Let’s assume a knowledgeable dean filling out the form in good faith. How is he or she to go about filling out the form?
I recently posted data about law professor hiring statistics per institution where teaching applicants earned their JD. Some students from schools that did not have high success percentages have expressed despair that their chances are low because of the school they graduated (or will be graduating) from.
My intent in collecting and analyzing this data was to encourage more applicants to the teaching market, not discourage them.
So why are certain schools doing so disproportionately well in placing their graduates in teaching positions? Is it all based on a school’s prestige?
Over at the Volokh Conspiracy, David Post and Orin Kerr are debating Post’s experiment of having students read unedited judicial opinions in his classes. Kerr writes that the skill of locating the relevant material in a case is a skill that is learned through all types of reading. Post counters that “a critical part of becoming a lawyer is being able to read through a long document – and not any old long document, but a very particular kind of long document, a ‘judicial opinion’ – to ‘find the relevant section.’”

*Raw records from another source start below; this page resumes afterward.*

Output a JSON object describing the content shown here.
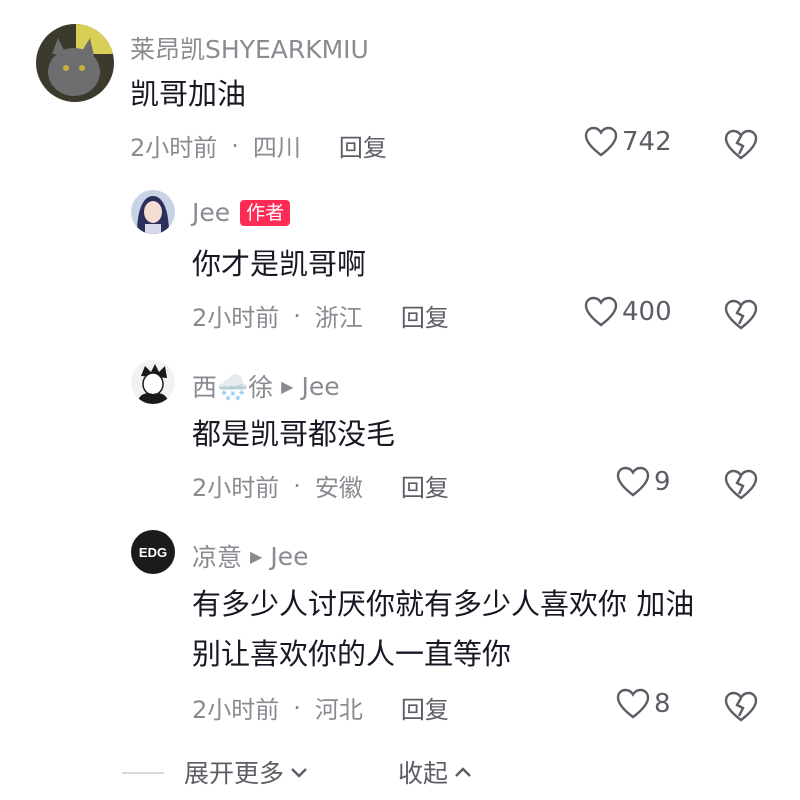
{
  "comments": [
    {
      "name": "莱昂凯SHYEARKMIU",
      "text": "凯哥加油",
      "time": "2小时前",
      "location": "四川",
      "reply_label": "回复",
      "likes": "742"
    },
    {
      "name": "Jee",
      "badge": "作者",
      "text": "你才是凯哥啊",
      "time": "2小时前",
      "location": "浙江",
      "reply_label": "回复",
      "likes": "400"
    },
    {
      "name": "西🌨️徐",
      "reply_to": "Jee",
      "text": "都是凯哥都没毛",
      "time": "2小时前",
      "location": "安徽",
      "reply_label": "回复",
      "likes": "9"
    },
    {
      "name": "凉意",
      "reply_to": "Jee",
      "avatar_text": "EDG",
      "text_line1": "有多少人讨厌你就有多少人喜欢你 加油",
      "text_line2": "别让喜欢你的人一直等你",
      "time": "2小时前",
      "location": "河北",
      "reply_label": "回复",
      "likes": "8"
    }
  ],
  "footer": {
    "expand_label": "展开更多",
    "collapse_label": "收起"
  },
  "colors": {
    "badge": "#fe2c55",
    "secondary_text": "#8a8b91"
  }
}
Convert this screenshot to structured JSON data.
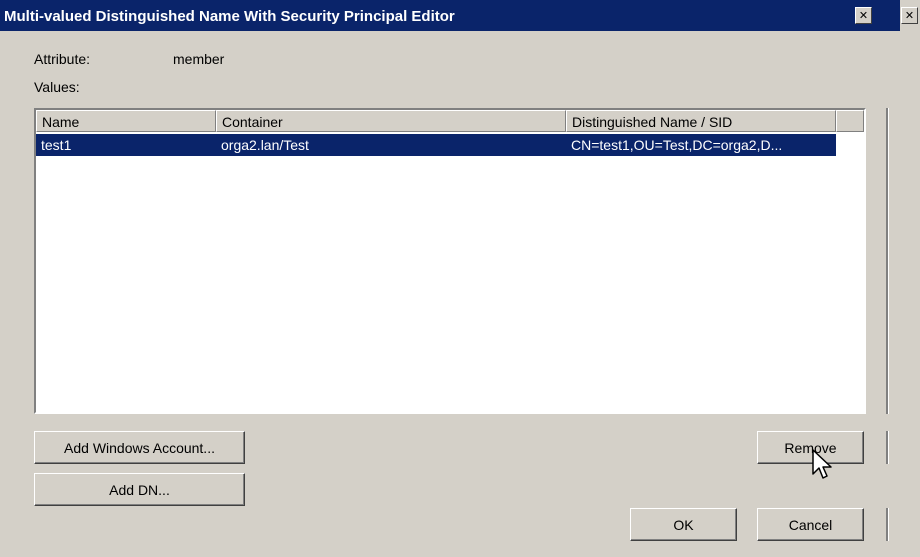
{
  "window": {
    "title": "Multi-valued Distinguished Name With Security Principal Editor",
    "close_glyph": "✕"
  },
  "attribute": {
    "label": "Attribute:",
    "value": "member"
  },
  "values_label": "Values:",
  "list": {
    "columns": [
      "Name",
      "Container",
      "Distinguished Name / SID"
    ],
    "rows": [
      {
        "name": "test1",
        "container": "orga2.lan/Test",
        "dn": "CN=test1,OU=Test,DC=orga2,D..."
      }
    ]
  },
  "buttons": {
    "add_windows_account": "Add Windows Account...",
    "add_dn": "Add DN...",
    "remove": "Remove",
    "ok": "OK",
    "cancel": "Cancel"
  },
  "colors": {
    "titlebar": "#0a246a",
    "selection": "#0a246a",
    "face": "#d4d0c8"
  },
  "icons": {
    "close": "close-icon",
    "cursor": "mouse-pointer-icon"
  }
}
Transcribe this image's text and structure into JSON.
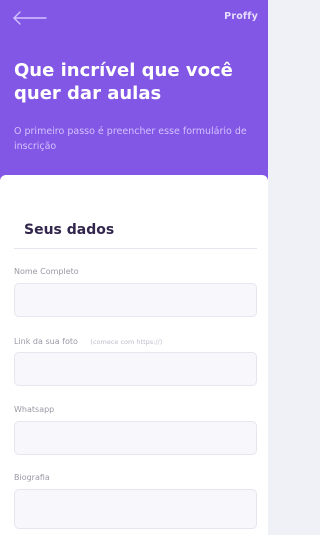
{
  "header": {
    "logo": "Proffy",
    "title": "Que incrível que você quer dar aulas",
    "subtitle": "O primeiro passo é preencher esse formulário de inscrição",
    "back_icon": "arrow-left-icon",
    "background_color": "#8257e5"
  },
  "form": {
    "fieldset_title": "Seus dados",
    "fields": [
      {
        "label": "Nome Completo",
        "value": ""
      },
      {
        "label": "Link da sua foto",
        "hint": "(comece com https://)",
        "value": ""
      },
      {
        "label": "Whatsapp",
        "value": ""
      },
      {
        "label": "Biografia",
        "value": ""
      }
    ]
  }
}
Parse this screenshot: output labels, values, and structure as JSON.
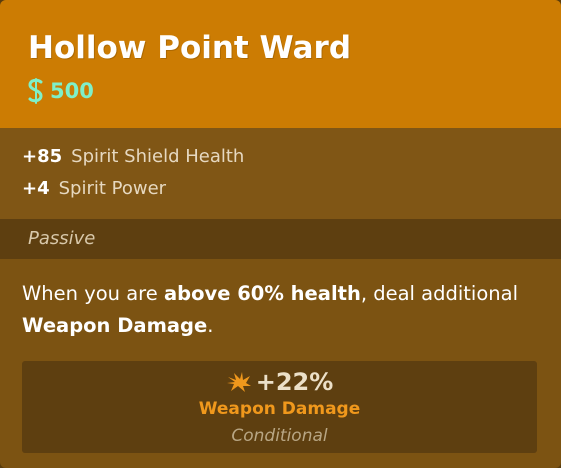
{
  "item": {
    "name": "Hollow Point Ward",
    "cost": "500",
    "colors": {
      "header": "#cc7c03",
      "cost": "#7ff0c8",
      "weapon_accent": "#f0981c"
    }
  },
  "stats": [
    {
      "value": "+85",
      "label": "Spirit Shield Health"
    },
    {
      "value": "+4",
      "label": "Spirit Power"
    }
  ],
  "passive": {
    "label": "Passive",
    "description": {
      "part1": "When you are ",
      "bold1": "above 60% health",
      "part2": ", deal additional ",
      "bold2": "Weapon Damage",
      "part3": "."
    }
  },
  "effect": {
    "icon": "weapon-damage-icon",
    "value": "+22%",
    "name": "Weapon Damage",
    "condition": "Conditional"
  }
}
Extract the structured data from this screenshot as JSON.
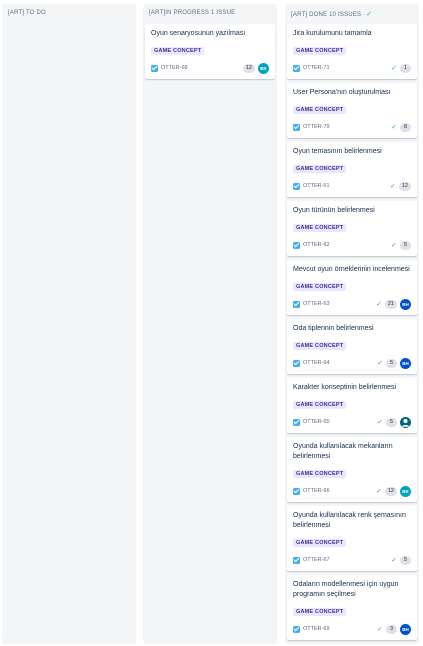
{
  "columns": [
    {
      "title": "[ART] TO DO",
      "done": false,
      "cards": []
    },
    {
      "title": "[ART]IN PROGRESS 1 ISSUE",
      "done": false,
      "cards": [
        {
          "title": "Oyun senaryosunun yazılması",
          "epic": "GAME CONCEPT",
          "key": "OTTER-68",
          "points": "12",
          "done": false,
          "avatar": {
            "kind": "initials",
            "text": "BK",
            "color": "teal"
          }
        }
      ]
    },
    {
      "title": "[ART] DONE 10 ISSUES",
      "done": true,
      "cards": [
        {
          "title": "Jira kurulumunu tamamla",
          "epic": "GAME CONCEPT",
          "key": "OTTER-71",
          "points": "1",
          "done": true,
          "avatar": null
        },
        {
          "title": "User Persona'nın oluşturulması",
          "epic": "GAME CONCEPT",
          "key": "OTTER-79",
          "points": "8",
          "done": true,
          "avatar": null
        },
        {
          "title": "Oyun temasının belirlenmesi",
          "epic": "GAME CONCEPT",
          "key": "OTTER-61",
          "points": "12",
          "done": true,
          "avatar": null
        },
        {
          "title": "Oyun türünün belirlenmesi",
          "epic": "GAME CONCEPT",
          "key": "OTTER-62",
          "points": "5",
          "done": true,
          "avatar": null
        },
        {
          "title": "Mevcut oyun örneklerinin incelenmesi",
          "epic": "GAME CONCEPT",
          "key": "OTTER-63",
          "points": "21",
          "done": true,
          "avatar": {
            "kind": "initials",
            "text": "BH",
            "color": "blue"
          }
        },
        {
          "title": "Oda tiplerinin belirlenmesi",
          "epic": "GAME CONCEPT",
          "key": "OTTER-64",
          "points": "5",
          "done": true,
          "avatar": {
            "kind": "initials",
            "text": "BH",
            "color": "blue"
          }
        },
        {
          "title": "Karakter konseptinin belirlenmesi",
          "epic": "GAME CONCEPT",
          "key": "OTTER-65",
          "points": "5",
          "done": true,
          "avatar": {
            "kind": "person",
            "text": "",
            "color": "dark"
          }
        },
        {
          "title": "Oyunda kullanılacak mekanların belirlenmesi",
          "epic": "GAME CONCEPT",
          "key": "OTTER-66",
          "points": "12",
          "done": true,
          "avatar": {
            "kind": "initials",
            "text": "BK",
            "color": "teal"
          }
        },
        {
          "title": "Oyunda kullanılacak renk şemasının belirlenmesi",
          "epic": "GAME CONCEPT",
          "key": "OTTER-67",
          "points": "5",
          "done": true,
          "avatar": null
        },
        {
          "title": "Odaların modellenmesi için uygun programın seçilmesi",
          "epic": "GAME CONCEPT",
          "key": "OTTER-69",
          "points": "3",
          "done": true,
          "avatar": {
            "kind": "initials",
            "text": "BH",
            "color": "blue"
          }
        }
      ]
    }
  ]
}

As usual, a ton of blogospheric attention has been devoted to the US News law school rankings. Over at PrawfsBlawg, Geoffrey Rapp has found a way to get the numerical rankings of law schools in the Third and Fourth Tiers. At TaxProf, Paul Caron ranks the law schools by reputation score. At Brian Leiter’s Law School Reports, Brian Leiter offers suggestions for improving the rankings. At Law Librarian Blog, Joe Hodnicki tracks law school rankings from 1996-present. I, too, have posted about the US News Rankings.
I’ve got the scoop of the year! An anonymous source from US News & World Report leaked this memo to me. It is a memo written by the magazine’s “law school ranking executive” describing how the magazine arrived at this year’s official rankings.
See below for a sneak peak at this year’s rankings as well as some amazing secrets about how US News ranks law schools.